TASK PROMPT >>
All the entries that follow must be written out again exactly.

DATASET EXTRACT >>

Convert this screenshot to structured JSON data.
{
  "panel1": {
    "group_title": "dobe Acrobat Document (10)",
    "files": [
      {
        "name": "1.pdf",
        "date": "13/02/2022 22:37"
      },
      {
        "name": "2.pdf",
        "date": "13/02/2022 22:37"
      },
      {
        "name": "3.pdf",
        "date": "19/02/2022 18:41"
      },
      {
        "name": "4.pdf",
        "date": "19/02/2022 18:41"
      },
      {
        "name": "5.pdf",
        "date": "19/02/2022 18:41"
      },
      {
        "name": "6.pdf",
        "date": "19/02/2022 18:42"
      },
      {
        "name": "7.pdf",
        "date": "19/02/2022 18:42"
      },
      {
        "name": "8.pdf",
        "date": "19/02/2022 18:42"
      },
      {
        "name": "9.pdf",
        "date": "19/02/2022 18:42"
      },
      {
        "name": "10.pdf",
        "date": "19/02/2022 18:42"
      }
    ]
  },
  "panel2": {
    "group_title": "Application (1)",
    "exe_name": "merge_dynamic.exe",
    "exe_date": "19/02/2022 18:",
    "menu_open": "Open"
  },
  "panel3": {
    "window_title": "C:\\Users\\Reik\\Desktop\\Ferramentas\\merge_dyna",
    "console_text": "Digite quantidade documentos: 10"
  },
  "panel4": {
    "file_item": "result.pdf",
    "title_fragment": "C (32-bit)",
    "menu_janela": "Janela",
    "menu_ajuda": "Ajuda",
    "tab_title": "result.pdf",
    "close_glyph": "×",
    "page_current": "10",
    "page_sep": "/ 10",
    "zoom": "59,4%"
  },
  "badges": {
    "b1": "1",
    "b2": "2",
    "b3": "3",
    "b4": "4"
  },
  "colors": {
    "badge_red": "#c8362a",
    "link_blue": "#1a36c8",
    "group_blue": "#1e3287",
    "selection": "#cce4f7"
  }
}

EXERCISE OUTPUT >>
Convert this screenshot to structured JSON data.
{
  "panel1": {
    "group_title": "dobe Acrobat Document (10)",
    "files": [
      {
        "name": "1.pdf",
        "date": "13/02/2022 22:37"
      },
      {
        "name": "2.pdf",
        "date": "13/02/2022 22:37"
      },
      {
        "name": "3.pdf",
        "date": "19/02/2022 18:41"
      },
      {
        "name": "4.pdf",
        "date": "19/02/2022 18:41"
      },
      {
        "name": "5.pdf",
        "date": "19/02/2022 18:41"
      },
      {
        "name": "6.pdf",
        "date": "19/02/2022 18:42"
      },
      {
        "name": "7.pdf",
        "date": "19/02/2022 18:42"
      },
      {
        "name": "8.pdf",
        "date": "19/02/2022 18:42"
      },
      {
        "name": "9.pdf",
        "date": "19/02/2022 18:42"
      },
      {
        "name": "10.pdf",
        "date": "19/02/2022 18:42"
      }
    ]
  },
  "panel2": {
    "group_title": "Application (1)",
    "exe_name": "merge_dynamic.exe",
    "exe_date": "19/02/2022 18:",
    "menu_open": "Open"
  },
  "panel3": {
    "window_title": "C:\\Users\\Reik\\Desktop\\Ferramentas\\merge_dyna",
    "console_text": "Digite quantidade documentos: 10"
  },
  "panel4": {
    "file_item": "result.pdf",
    "title_fragment": "C (32-bit)",
    "menu_janela": "Janela",
    "menu_ajuda": "Ajuda",
    "tab_title": "result.pdf",
    "close_glyph": "×",
    "page_current": "10",
    "page_sep": "/ 10",
    "zoom": "59,4%"
  },
  "badges": {
    "b1": "1",
    "b2": "2",
    "b3": "3",
    "b4": "4"
  },
  "colors": {
    "badge_red": "#c8362a",
    "link_blue": "#1a36c8",
    "group_blue": "#1e3287",
    "selection": "#cce4f7"
  }
}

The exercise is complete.